May 13, 2014: US Ambassador Sung Kim and ROK Ambassador Ahn Ho-young address the Korea Society in New York City on opportunities and challenges in the US-ROK relationship. They underscore economic benefits since implementation of the KORUS FTA.
May 23, 2014: National Committee on American Foreign Policy hosts a dialogue with Korean, US, Chinese, and Japanese representatives aimed at solution-building on the Korean Peninsula.
June 16, 2014: South Korea and the US hold the first in a planned series talks to discuss the transfer of wartime operational command of South Korean troops.
June 18, 2014: Assistant Secretary of State Daniel Russel speaks to the Woodrow Wilson Center in Washington on Assessing Threats Facing the U.S.-Korean Alliance, underscoring the US-ROK “global partnership.”`
June 23-26, 2014: South Korean First Vice Minister Cho Tae-Yong visits the US to meet Deputy Secretary of State William Burns and other officials to discuss opportunities to further solidify bilateral policy coordination.
June 24, 2014: Following on President Obama’s April visit to South Korea, the Congressional Research Service issues a detailed 36-page report on U.S.-South Korean Relations.
July 3-4, 2014: Chinese President Xi Jinping visits “old friend” President Park Geun-hye, senior officials, the business community, and Seoul National University students in Seoul.
July 12, 2014: North Korea condemns the docking of the USS George Washington in the South Korean port of Busan.
July 16-21, 2014: US and South Korea conduct annual naval exercises off the east coast of South Korea. The exercise includes a trilateral search and rescue exercise involving US, South Korean, and Japanese maritime forces.
July 26, 2014: Korean War Veterans Association of America and the Embassy of the Republic of Korea share in the 61st National Korean War Veterans Armistice Day ceremonies at Arlington National Cemetery.
July 31, 2014: US Ambassador to Korea Sung Kim receives Seoul Honorary Citizenship.
Aug. 1, 2014: DPRK Deputy UN Ambassador Ri Tong Il addresses a news conference at UN headquarters asking for an emergency meeting of the UNSC to protest ROK-US military exercises.
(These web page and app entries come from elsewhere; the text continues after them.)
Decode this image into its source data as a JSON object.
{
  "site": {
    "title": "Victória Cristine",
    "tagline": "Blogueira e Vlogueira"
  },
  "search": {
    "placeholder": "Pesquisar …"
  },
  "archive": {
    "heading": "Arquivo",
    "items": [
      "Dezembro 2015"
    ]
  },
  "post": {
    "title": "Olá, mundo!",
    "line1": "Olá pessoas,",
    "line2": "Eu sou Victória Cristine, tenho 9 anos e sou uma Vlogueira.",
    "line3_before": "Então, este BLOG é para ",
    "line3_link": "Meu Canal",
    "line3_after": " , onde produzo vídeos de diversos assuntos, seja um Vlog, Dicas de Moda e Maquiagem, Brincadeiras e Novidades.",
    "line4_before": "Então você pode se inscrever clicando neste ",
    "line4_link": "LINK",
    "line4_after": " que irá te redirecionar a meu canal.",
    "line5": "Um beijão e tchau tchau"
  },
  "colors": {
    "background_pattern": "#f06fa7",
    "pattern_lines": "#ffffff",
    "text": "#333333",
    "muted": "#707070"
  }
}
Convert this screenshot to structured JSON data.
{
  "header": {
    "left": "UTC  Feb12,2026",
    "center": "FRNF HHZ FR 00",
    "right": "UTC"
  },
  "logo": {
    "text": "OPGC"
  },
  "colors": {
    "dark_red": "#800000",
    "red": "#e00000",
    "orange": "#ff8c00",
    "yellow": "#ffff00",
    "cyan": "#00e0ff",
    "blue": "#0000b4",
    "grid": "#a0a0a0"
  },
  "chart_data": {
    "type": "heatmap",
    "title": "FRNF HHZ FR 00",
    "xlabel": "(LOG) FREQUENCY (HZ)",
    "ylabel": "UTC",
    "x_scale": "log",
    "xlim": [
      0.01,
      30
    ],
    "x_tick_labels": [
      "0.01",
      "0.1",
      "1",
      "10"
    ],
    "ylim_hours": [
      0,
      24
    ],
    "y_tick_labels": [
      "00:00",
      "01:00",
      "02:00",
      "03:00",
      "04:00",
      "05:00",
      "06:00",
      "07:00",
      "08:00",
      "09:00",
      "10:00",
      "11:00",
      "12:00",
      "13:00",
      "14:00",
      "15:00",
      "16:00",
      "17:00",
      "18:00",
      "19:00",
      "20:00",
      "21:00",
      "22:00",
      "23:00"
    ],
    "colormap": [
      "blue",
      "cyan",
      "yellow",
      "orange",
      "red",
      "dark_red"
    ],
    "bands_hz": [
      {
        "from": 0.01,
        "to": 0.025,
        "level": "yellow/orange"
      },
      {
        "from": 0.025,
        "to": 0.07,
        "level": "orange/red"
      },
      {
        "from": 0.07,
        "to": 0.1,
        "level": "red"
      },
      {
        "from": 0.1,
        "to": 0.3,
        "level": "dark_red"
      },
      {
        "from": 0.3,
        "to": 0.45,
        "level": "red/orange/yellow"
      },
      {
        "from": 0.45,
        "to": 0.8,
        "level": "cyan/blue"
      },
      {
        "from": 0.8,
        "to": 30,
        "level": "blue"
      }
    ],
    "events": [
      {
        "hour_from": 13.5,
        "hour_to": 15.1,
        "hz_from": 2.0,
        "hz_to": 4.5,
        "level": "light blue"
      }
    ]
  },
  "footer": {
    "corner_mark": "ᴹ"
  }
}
The Security Council rejects the request.
Aug. 10, 2014: US Secretary of State John Kerry, ROK Foreign Minister Yun, and Japanese Foreign Minister Kishida Fumio meet on the sidelines of ASEAN-related meetings in Nay Pyi Taw, Myanmar.
Aug. 13, 2014: Secretary of State Kerry delivers an address on the U.S. Vision for the Asia Pacific at the East-West Center in Honolulu.
Aug. 14-18, 2014: Pope Francis visits South Korea, calling for peace and reconciliation on the Korean Peninsula.
Aug. 18-29, 2014: 50,000 South Korean and 30,000 US troops take part in Ulchi Freedom Guardian, a computer simulation exercise aimed at evaluating and exercising capabilities in military intelligence, logistics, joint air procedures, and plans and systems, including combined space operations.
Aug. 22, 2014: US approves anti-dumping duties against the ROK and other steel pipe producers; South Korea’s exports to the US exceed all other nations combined.
Aug. 25, 2014: North Korea warns of “military countermeasures” in the face of joint drills between the US and ROK through Deputy Ambassador to the UN Ri Tong Il.
Aug. 31, 2014: Voice of America (VOA) reports an acceleration of the process of identifying US remains from the Korean War, with 49 of 208 boxes containing some 600 remains identified in just the last three years.
Sept. 1, 2015: US detainees in North Korea provide brief news conferences appealing for increased US government efforts to win their freedom. The family of US missionary Kenneth Bae expresses increased concern over his health.